Dataset excerpts:
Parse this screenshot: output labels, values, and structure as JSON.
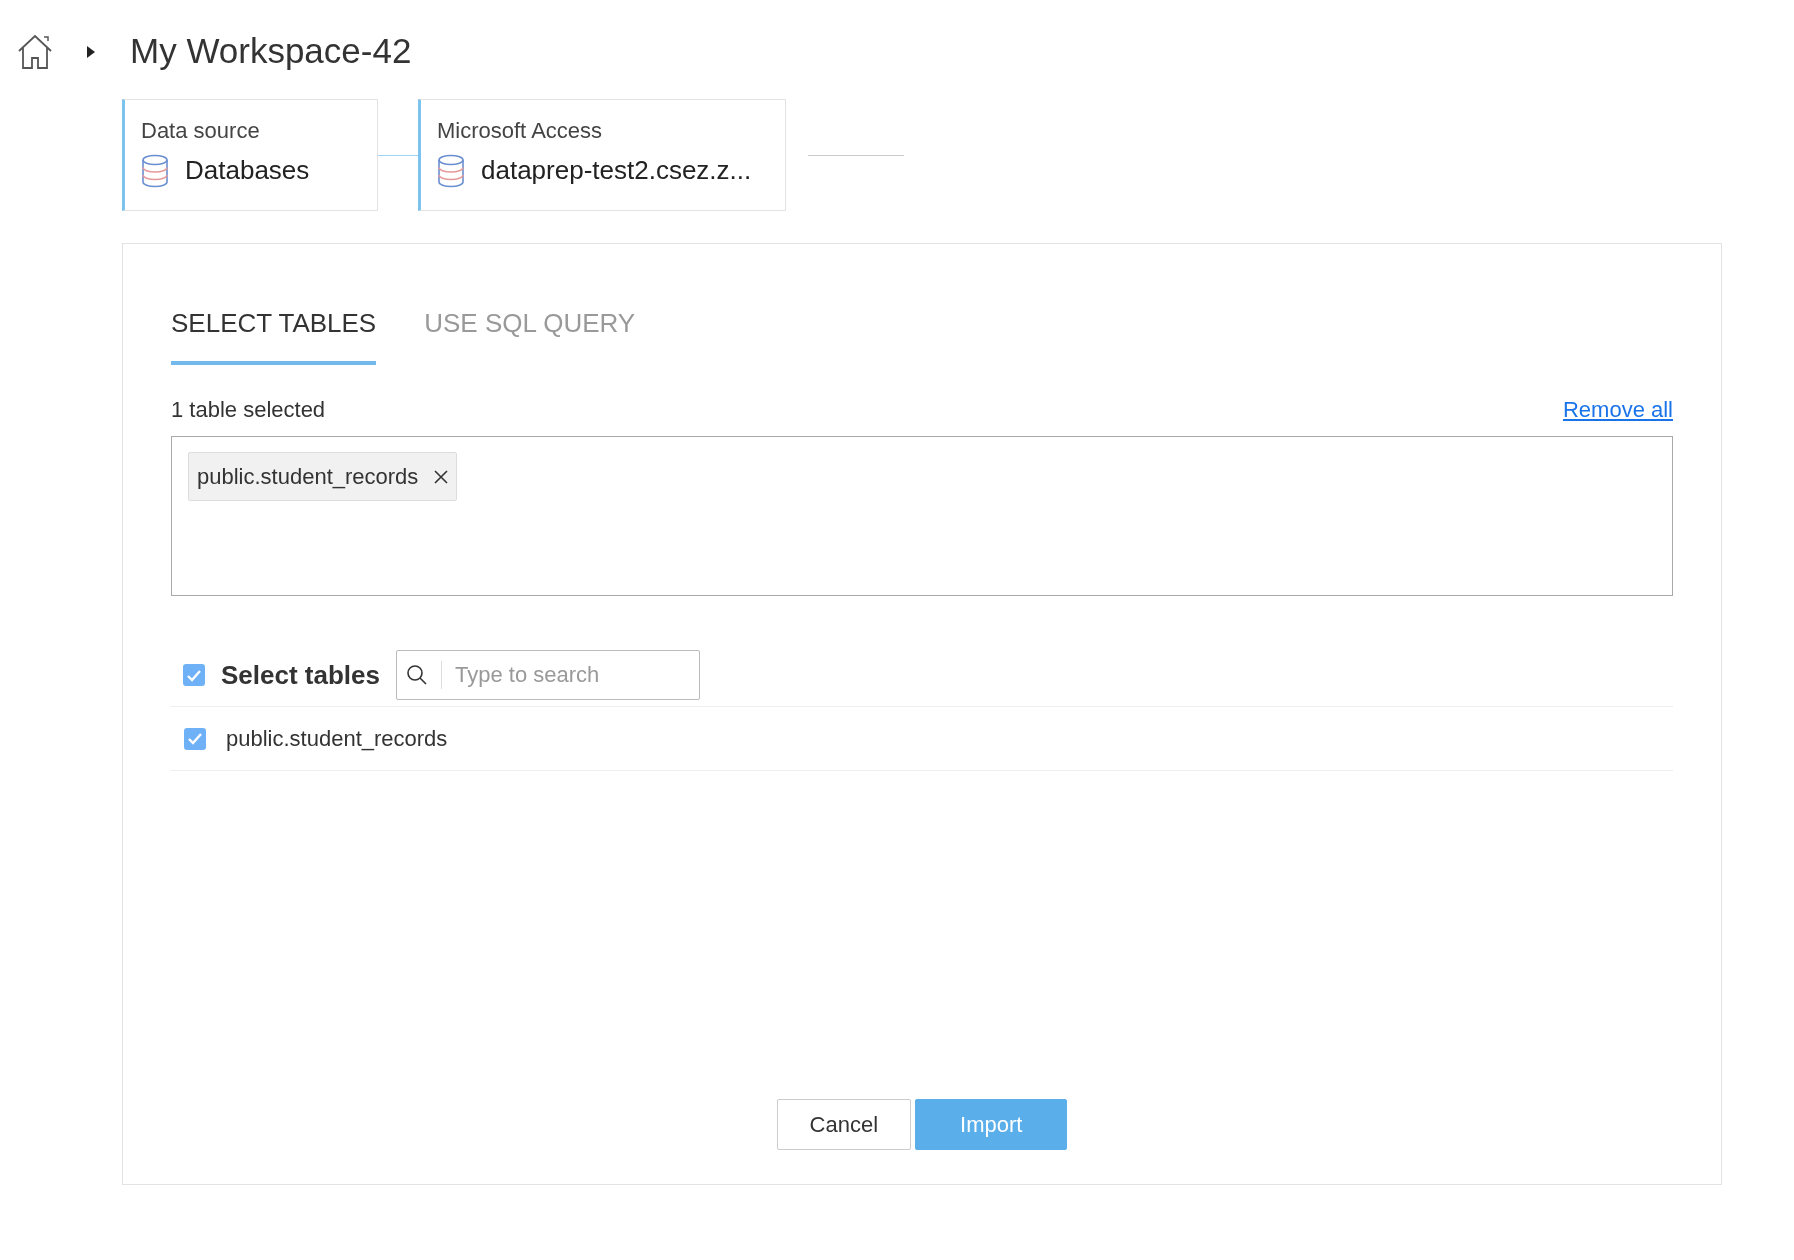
{
  "breadcrumb": {
    "title": "My Workspace-42"
  },
  "steps": [
    {
      "label": "Data source",
      "value": "Databases"
    },
    {
      "label": "Microsoft Access",
      "value": "dataprep-test2.csez.z..."
    }
  ],
  "tabs": [
    {
      "label": "SELECT TABLES",
      "selected": true
    },
    {
      "label": "USE SQL QUERY",
      "selected": false
    }
  ],
  "selection": {
    "count_text": "1 table selected",
    "remove_all": "Remove all",
    "chips": [
      "public.student_records"
    ]
  },
  "table_list": {
    "header": {
      "label": "Select tables",
      "checked": true
    },
    "search": {
      "placeholder": "Type to search"
    },
    "items": [
      {
        "name": "public.student_records",
        "checked": true
      }
    ]
  },
  "buttons": [
    {
      "label": "Cancel",
      "kind": "secondary"
    },
    {
      "label": "Import",
      "kind": "primary"
    }
  ]
}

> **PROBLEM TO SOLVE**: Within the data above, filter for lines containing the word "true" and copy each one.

> **EXERCISE OUTPUT**:
      "selected": true
      "checked": true
        "checked": true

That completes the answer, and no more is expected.